Man of Principle and Champion of the Under-dog

Fr. Michael was a man of principle!  Frequently he took strong stances on various issues, always willing to go out of his way to fight for what he perceived was a cause of injustice and most especially to be on the side of the under-dog.  As many people have come to know despite his great endearing capacity for warmth and friendship – he could also be equally argumentative when he felt an issue needed to be ironed out or a point of principle made!

Courteous, Good-humoured, Appreciative and Generous

In my dealings with Fr. Michael he was always most gentlemanly, good humoured and cordial.  In his dealings with the Diocesan Office he was most appreciative and thankful and acknowledged in writing even the smallest courtesy.  He was also extremely generous in donating to diocesan charity causes.

Founder of Knock Marriage Bureau

There is no doubt that Fr. Michael will be best known for founding the Knock Marriage Bureau in 1968 and it was this that led to he being christened “Ireland’s Cupid Priest”!  The service offered at the Bureau was a novel and innovative idea coming at a time when emigration and social change had once again become a distinct reality in some remote and lonely places of rural areas in the west of Ireland.  The show-band era was in full swing, dance halls were a big part of the social fabric of the country – but in some remote and isolated areas it was difficult for couples to meet and socialise and the marriage-rate was quite low.  The Knock Marriage bureau was indeed a unique idea and as we know it has been the source of happiness for many people in the course of its 43 years of existence.  The Knock Marriage Bureau that is still going strong today boasts of having introduced over 48,000 people and claims to have led to over 900 marriages.  Many of them have kept in regular contact with Fr. Michael right down through the years.

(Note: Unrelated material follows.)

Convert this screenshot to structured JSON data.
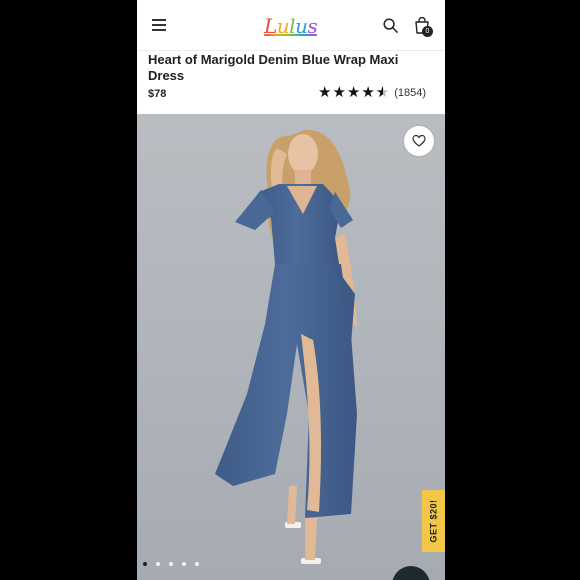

Promotion of the Sacrament of Marriage

Central to his founding of the Marriage Office was his pastoral care of and interest in people.  This along with his absolute commitment to life from womb to tomb and most of all the sanctity of Marriage, the covenant relationship between husband and wife.

Hope – Despite Our Mourning and Loss

This afternoon we mourn the passing of a unique character who certainly made his mark in life.  He will be sadly missed by family, colleagues, friends, the many parishioners to whom he ministered, not least the countless acquaintances from the Knock Marriage bureau.  The second reading today from St. Paul instils great hope in our hearts that is not an end, but merely a change.  The hope of the Resurrection is much bigger on the horizon of life than the sadness and stark reality of ageing, sickness and death.

Belief in the Resurrection – Bringing Peace

In the post-resurrection scene of the Gospel of St. Luke today Jesus asks the disciples – why they are troubled, why do questions arise in their hearts?  Belief in the Resurrection according to Jesus should bring us a deep sense of Peace.  May this peace of the Risen Christ be with all who grieve for Fr. Michael Keane today, a man who brought the good tidings of the Gospel to many in his life and ministry of service in the Priesthood of Jesus Christ for 61 years.  In this Eucharist, like St. Augustine – we approach the altar of the Lord with fondness of memory, in prayerfulness, in hope – that the peace of the Spirit of God would remain with all who mourn Fr. Michael’s loss.

Ar Dheis Dé go raibh a anam dílis.  Amen.